Work task: All lines of the material below that include the string "Private" are to be copied.
════════════════
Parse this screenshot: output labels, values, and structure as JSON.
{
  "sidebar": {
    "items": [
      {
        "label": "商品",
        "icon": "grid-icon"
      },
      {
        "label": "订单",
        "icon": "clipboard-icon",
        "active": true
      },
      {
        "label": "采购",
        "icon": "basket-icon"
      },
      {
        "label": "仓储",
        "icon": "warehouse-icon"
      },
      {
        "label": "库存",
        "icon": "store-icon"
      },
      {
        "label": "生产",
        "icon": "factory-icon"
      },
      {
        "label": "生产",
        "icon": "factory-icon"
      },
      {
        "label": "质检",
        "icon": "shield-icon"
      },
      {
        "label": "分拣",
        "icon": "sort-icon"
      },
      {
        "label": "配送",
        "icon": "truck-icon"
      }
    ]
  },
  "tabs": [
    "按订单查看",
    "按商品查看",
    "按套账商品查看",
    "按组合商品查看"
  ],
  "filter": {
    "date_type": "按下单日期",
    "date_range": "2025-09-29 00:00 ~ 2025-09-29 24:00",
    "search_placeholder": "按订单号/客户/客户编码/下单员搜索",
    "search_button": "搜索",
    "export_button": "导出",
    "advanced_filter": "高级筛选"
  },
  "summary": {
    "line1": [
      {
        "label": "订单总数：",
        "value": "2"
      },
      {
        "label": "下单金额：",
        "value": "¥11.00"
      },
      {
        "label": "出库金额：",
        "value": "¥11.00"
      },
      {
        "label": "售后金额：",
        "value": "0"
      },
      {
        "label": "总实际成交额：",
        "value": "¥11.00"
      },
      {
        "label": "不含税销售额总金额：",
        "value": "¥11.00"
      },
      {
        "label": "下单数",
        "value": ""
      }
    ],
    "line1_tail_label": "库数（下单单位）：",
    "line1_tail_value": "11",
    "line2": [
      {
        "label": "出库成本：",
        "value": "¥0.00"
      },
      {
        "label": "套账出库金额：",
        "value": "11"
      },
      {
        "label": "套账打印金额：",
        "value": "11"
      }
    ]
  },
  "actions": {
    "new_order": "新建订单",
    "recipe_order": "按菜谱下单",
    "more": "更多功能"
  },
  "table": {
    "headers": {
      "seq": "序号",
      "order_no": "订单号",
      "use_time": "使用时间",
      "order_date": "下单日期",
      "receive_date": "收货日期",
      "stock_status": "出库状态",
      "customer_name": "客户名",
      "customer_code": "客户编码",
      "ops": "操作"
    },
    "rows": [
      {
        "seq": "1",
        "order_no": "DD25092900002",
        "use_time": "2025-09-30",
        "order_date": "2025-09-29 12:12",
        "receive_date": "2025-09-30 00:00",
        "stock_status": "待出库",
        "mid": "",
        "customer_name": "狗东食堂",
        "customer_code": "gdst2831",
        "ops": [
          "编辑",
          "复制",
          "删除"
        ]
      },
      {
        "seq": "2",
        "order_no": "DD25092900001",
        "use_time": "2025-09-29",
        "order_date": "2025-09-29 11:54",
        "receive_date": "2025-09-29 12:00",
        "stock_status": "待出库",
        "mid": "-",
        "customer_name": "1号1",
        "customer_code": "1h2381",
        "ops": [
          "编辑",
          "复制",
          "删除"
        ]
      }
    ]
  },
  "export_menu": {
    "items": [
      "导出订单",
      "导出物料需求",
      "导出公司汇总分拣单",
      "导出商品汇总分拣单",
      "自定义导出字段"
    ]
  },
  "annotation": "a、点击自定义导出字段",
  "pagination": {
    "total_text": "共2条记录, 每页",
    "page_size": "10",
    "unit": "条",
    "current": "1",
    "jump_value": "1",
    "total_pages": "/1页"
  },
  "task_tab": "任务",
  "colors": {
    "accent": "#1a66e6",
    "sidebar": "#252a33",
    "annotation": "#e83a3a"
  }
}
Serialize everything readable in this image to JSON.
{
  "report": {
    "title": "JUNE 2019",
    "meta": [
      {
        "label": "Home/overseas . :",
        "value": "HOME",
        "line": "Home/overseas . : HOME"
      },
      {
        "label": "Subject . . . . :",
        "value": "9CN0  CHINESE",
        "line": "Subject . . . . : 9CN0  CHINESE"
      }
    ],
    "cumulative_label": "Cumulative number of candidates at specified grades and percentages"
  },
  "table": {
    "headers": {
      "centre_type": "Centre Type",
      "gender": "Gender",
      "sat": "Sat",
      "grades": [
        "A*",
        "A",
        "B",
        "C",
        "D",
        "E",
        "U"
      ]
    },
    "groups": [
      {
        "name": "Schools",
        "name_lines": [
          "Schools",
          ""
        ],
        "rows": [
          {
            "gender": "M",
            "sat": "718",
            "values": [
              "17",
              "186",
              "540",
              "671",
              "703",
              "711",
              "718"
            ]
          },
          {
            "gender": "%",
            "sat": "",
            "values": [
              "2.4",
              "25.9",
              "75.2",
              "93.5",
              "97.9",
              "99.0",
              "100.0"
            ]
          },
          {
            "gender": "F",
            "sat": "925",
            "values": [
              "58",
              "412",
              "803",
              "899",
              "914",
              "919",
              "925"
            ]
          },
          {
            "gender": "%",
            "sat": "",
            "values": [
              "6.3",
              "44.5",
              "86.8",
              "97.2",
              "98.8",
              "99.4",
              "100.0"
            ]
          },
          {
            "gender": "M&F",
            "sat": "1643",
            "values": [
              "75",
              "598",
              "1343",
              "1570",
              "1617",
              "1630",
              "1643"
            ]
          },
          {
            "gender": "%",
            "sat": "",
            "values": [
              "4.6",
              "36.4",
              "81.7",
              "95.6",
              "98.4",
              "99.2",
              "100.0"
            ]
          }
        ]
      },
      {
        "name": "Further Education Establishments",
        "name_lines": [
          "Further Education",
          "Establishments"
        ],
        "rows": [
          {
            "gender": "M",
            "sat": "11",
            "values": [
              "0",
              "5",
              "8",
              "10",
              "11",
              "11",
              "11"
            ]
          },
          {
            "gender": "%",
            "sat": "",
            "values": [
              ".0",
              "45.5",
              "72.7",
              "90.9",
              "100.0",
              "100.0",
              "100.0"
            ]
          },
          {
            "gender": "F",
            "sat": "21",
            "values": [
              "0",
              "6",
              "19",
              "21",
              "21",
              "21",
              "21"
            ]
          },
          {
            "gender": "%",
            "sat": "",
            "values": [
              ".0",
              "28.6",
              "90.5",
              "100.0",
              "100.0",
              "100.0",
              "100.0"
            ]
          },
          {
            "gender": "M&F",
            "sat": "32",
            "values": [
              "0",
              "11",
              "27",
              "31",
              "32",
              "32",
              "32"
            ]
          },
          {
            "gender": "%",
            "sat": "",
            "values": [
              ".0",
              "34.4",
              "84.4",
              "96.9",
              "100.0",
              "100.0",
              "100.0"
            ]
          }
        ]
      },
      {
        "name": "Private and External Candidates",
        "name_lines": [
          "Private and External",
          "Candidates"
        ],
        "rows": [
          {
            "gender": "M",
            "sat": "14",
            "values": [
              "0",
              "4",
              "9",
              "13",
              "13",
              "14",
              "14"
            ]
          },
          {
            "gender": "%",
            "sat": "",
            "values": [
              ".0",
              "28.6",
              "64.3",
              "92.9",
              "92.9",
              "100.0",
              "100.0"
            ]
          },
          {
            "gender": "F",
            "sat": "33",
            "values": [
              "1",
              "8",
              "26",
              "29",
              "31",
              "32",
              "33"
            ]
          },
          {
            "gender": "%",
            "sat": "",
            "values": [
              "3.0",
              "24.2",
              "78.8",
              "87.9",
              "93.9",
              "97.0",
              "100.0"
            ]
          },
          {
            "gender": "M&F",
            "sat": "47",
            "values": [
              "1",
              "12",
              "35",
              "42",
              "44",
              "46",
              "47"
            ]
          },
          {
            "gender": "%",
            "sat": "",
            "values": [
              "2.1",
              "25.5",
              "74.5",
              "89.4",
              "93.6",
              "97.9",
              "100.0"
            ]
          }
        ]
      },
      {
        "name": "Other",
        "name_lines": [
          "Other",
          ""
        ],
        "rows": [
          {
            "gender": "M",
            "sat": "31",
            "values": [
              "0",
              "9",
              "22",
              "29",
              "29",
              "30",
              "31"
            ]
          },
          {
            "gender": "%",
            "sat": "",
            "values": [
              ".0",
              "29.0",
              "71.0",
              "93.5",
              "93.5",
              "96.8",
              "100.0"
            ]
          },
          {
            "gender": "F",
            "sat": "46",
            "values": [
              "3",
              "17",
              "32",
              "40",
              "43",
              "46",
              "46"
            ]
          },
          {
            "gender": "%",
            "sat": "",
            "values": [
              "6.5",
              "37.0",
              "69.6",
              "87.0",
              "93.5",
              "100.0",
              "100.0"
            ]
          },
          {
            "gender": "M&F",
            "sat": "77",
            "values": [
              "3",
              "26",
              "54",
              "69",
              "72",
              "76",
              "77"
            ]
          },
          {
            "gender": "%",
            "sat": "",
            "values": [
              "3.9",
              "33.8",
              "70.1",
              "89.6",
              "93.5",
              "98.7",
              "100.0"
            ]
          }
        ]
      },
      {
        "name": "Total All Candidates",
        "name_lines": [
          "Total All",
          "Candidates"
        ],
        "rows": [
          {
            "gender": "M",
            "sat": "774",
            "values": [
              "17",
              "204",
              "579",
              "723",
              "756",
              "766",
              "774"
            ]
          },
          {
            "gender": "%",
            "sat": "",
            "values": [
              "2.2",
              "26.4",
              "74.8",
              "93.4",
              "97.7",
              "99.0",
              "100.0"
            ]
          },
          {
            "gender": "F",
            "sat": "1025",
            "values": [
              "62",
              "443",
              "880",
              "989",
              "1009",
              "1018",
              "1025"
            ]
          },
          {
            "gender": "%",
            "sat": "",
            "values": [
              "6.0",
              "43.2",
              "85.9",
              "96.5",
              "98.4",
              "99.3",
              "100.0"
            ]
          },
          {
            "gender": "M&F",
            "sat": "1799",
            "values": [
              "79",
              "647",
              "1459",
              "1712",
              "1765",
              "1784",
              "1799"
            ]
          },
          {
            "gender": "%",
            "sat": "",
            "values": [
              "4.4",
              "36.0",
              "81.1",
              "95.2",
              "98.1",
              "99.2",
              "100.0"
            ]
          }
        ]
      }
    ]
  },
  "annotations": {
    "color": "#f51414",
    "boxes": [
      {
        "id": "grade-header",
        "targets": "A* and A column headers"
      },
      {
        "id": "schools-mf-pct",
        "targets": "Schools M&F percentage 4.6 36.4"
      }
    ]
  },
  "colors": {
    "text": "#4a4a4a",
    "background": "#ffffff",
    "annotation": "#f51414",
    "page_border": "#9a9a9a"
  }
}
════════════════
Your response:
        "name": "Private and External Candidates",
          "Private and External",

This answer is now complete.